To improve its operation and facilitate transportation to the archipelago’s capital, a tunnel was built between Vagar Island and Streymoy, which is named Vagatunnilin and is more than 4.5 kilometers long.

The Faroe Islands have two national sports.

They are soccer and rowing. Interest in soccer in the islands increased when they joined UEFA and FIFA in 1988.

The Faroe Islands have a very rich tradition of folk singing and dancing.

As one of the few places in Europe, the Faroe Islands cultivate the tradition of Faroese chain dance, dating back to the Middle Ages. It is a dance to kvæði  (four-line folk songs), sung without musical accompaniment.

Hungry for more facts?

Latest topics

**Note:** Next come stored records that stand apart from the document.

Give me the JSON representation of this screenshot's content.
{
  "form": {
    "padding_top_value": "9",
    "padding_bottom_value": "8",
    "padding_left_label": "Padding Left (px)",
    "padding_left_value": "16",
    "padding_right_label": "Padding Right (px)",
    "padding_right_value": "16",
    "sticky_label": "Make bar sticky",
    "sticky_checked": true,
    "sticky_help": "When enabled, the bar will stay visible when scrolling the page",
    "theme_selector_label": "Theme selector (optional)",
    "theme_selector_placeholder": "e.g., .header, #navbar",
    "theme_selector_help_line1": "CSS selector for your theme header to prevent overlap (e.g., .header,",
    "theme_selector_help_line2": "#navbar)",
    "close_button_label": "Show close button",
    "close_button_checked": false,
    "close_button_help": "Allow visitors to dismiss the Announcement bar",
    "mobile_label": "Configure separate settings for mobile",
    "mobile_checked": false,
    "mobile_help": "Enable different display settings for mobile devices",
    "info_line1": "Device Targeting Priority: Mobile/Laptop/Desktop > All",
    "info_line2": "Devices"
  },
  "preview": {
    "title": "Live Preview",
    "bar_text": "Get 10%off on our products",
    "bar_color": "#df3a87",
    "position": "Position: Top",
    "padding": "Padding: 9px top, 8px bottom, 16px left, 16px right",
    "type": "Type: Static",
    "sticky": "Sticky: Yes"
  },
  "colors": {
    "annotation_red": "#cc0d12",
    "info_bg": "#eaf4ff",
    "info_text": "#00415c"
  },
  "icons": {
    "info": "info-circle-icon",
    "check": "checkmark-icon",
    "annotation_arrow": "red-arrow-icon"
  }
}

42 facts about Kyshtym disaster
42 facts about Kyshtym disaster
The first nuclear accident in Earth's history
Before information about it saw the light of day, the Soviets hid it for over 30 years. The explosion at the Mayak combine was the first nuclear accid ...
37 facts about Saint Petersburg
37 facts about Saint Petersburg
A city of many names
It was a dream and a matter of prestige for the Romanov dynasty to gain access to the Baltic Sea and build a metropolis to testify to Russia's emergin ...
32 facts about Peter the Great
32 facts about Peter the Great
The first Emperor of all Russia
Peter the Great is considered one of Russia's greatest rulers. He was a great reformer, strategist, and builder who was the first of the tsars to trav ...
39 facts about Dyatlov Pass incident
39 facts about Dyatlov Pass incident
Mysterious tragedy in the Ural mountains
The case of a group of students at the Ural Polytechnical Institute in Sverdlovsk continues to arouse great interest and raise many questions. A group ...
11 facts about Brooklyn Bridge
11 facts about Brooklyn Bridge
The first steel suspension bridge in the world
It is one of the oldest suspension bridges in the world. It connects Brooklyn with Manhattan, runs over the East River, and was completed in 1883. ...
31 facts about Brazil
31 facts about Brazil
South America's largest country
Brazil is the largest and most populous country in South America and one of the largest and most populous countries in the world. A former Portuguese ...
44 facts about Ghent
44 facts about Ghent
City of three towers
Ghent is one of Belgium's most visited cities by tourists. This beautiful old Flanders city combines dignity, beauty, culture, and creativity. It is a ...
31 facts about Thailand
31 facts about Thailand
A country on the Indochinese Peninsula
Thailand is an Asian country located in its south-eastern part, famous for its interesting culture and religious architecture. This exotic country, wh ...

Similar topics